Put on a shoulder length disposable plastic glove, lubricate it and stand sideways behind the cow. Form a cone with yours fingers, and gently insert the hand through the anal opening.
Once the hand is fully in the rectum, open fingers from the cone position and remove the fecal matter if needed. Avoid excessive motion of your arm because it causes air to rush in the rectum, which will not allow you to grasp the cervix.
Gently slide the hand from the upper part of the rectum to the lower part to identify the cervix. Hold the cervix having your thumb on the top and the rest of your fingers on the bottom.
Thoroughly wipe the vulva area with a clean paper towel. This helps to prevent the interior of the reproductive tract from becoming contaminated and possibly infected.
Insert the insemination gun through the vulva at a 40 to 45 degree angle until it touches the roof of the vagina. Level the insemination gun to go through the passageway to the cervix. This procedure avoids the possibility of entering the urethra located on the floor of the vagina
While passing the insemination instrument through the vagina, push the cervix forward with the hand holding the cervix. This will stretch the vagina wall eliminating the possibility of the insemination gun getting caught in a vaginal fold or the blind pouch around the enter of the cervix. At this point the tip of the gun can be guided to the cervical canal by the fingers of the hand holding the cervix.
Once the tip of the insemination gun is in the cervical canal, maintain slight forward pressure on the rod while manipulating the cervix ahead of the gun. While you are passing the A.I. gun through the cervix keep your index finger at the end of the cervical canal, so you can feel the tip of the gun at the target site.

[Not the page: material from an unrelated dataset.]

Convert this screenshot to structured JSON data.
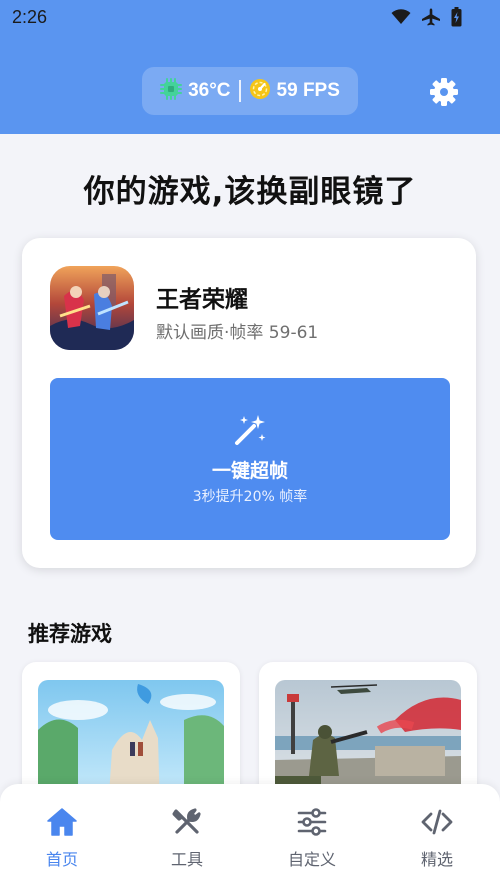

Lift finger and slowly deposit the semen (this maximizes the amount and equal distribution of semen on the uterine body) make sure you are on the target at all times. Depositing the semen in the cervix or in the uterine horns may result in lower pregnancy rates, and sometimes it may cause damage to the uterus.
After all semen is deposited, withdraw the A.I. gun and your arm, release the sheath and the straw from the A.I. gun. Then peel your glove hand over them and dispose the package in a proper trash container. Clean your hands and complete the breeding record immediately after each insemination. Daily clean your equipment with a paper towel wet with alcohol. Clean your footwear before leaving the A.I area.

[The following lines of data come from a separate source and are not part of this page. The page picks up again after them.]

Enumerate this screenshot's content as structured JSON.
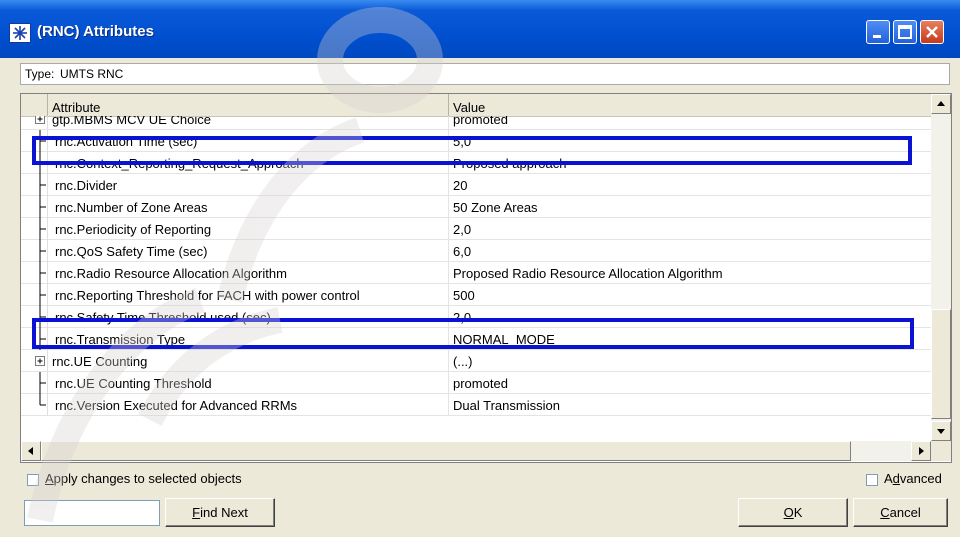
{
  "window": {
    "title": "(RNC) Attributes",
    "accent": "#0050d0",
    "controls": [
      "minimize-icon",
      "maximize-icon",
      "close-icon"
    ]
  },
  "type": {
    "label": "Type:",
    "value": "UMTS RNC"
  },
  "table": {
    "headers": {
      "attribute": "Attribute",
      "value": "Value"
    },
    "rows": [
      {
        "name": "gtp.MBMS MCV UE Choice",
        "value": "promoted",
        "tree": "plus",
        "partial": true
      },
      {
        "name": "rnc.Activation Time (sec)",
        "value": "5,0",
        "tree": "branch"
      },
      {
        "name": "rnc.Context_Reporting_Request_Approach",
        "value": "Proposed approach",
        "tree": "branch"
      },
      {
        "name": "rnc.Divider",
        "value": "20",
        "tree": "branch"
      },
      {
        "name": "rnc.Number of Zone Areas",
        "value": "50 Zone Areas",
        "tree": "branch"
      },
      {
        "name": "rnc.Periodicity of Reporting",
        "value": "2,0",
        "tree": "branch"
      },
      {
        "name": "rnc.QoS Safety Time (sec)",
        "value": "6,0",
        "tree": "branch"
      },
      {
        "name": "rnc.Radio Resource Allocation Algorithm",
        "value": "Proposed Radio Resource Allocation Algorithm",
        "tree": "branch"
      },
      {
        "name": "rnc.Reporting Threshold for FACH with power control",
        "value": "500",
        "tree": "branch"
      },
      {
        "name": "rnc.Safety Time Threshold used (sec)",
        "value": "2,0",
        "tree": "branch"
      },
      {
        "name": "rnc.Transmission Type",
        "value": "NORMAL_MODE",
        "tree": "branch"
      },
      {
        "name": "rnc.UE Counting",
        "value": "(...)",
        "tree": "plus"
      },
      {
        "name": "rnc.UE Counting Threshold",
        "value": "promoted",
        "tree": "branch"
      },
      {
        "name": "rnc.Version Executed for Advanced RRMs",
        "value": "Dual Transmission",
        "tree": "last"
      }
    ],
    "highlight_color": "#0a12d4"
  },
  "bottom": {
    "apply_label": "Apply changes to selected objects",
    "advanced_label": "Advanced",
    "find_next_label": "Find Next",
    "ok_label": "OK",
    "cancel_label": "Cancel"
  }
}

Palpated Pregnancy Rate (PPR) is an indirect measure of estrus detection efficiency and is calculated by dividing the number of cows found pregnant at pregnancy examination by the number of cows examined. 25 pregnant and 50 examined = PPR of 25/50 or 50%. Extremely aggressive breeding decisions may lead to a high PPR but a lower Conception Rate (CR) because of a decline in estrus detection accuracy, servicing animals that are not truly in estrus. Strive for a PPR that is >65%.
Conception Rate (CR) is defined as the percent of animals that become pregnant to a single service. If 100 animals are serviced and 35 become pregnant the CR = 35/100 or 35%. Strive for a CR >35%.
Service Rate (SR) is the percent of eligible animals serviced in a 21 day period. An eligible animal is one that is past her voluntary wait period (VWP) and not pregnant. If there are 100 eligible animals and 65 are serviced in a 21 day period the SR = 65/100 or 65%. Strive for a SR of >65%.
Pregnancy Rate (PR) is the percent of eligible animals that become pregnant in a 21 day period. An estimation of PR can be made by multiplying the CR by SR. If CR = 30% and SR = 60% then PR will be ~ 18%, (.3 x.6 =.18). Strive for a PR of >22%.
Hard Count Pregnancy creation can be measured as a percent of the adult milking herd made pregnant per time period. 10% of the milking herd made pregnant per month is an admirable goal. Few herds achieve this number; many herds will achieve 9% made pregnant per month. 10% per month is the same as 2.3% per week, 9% per month is the same as 2.1% per week. Strive for >9% per month. As the number of eligible cows will vary per time period, this KPI should be looked at evaluated over a reasonable period of time.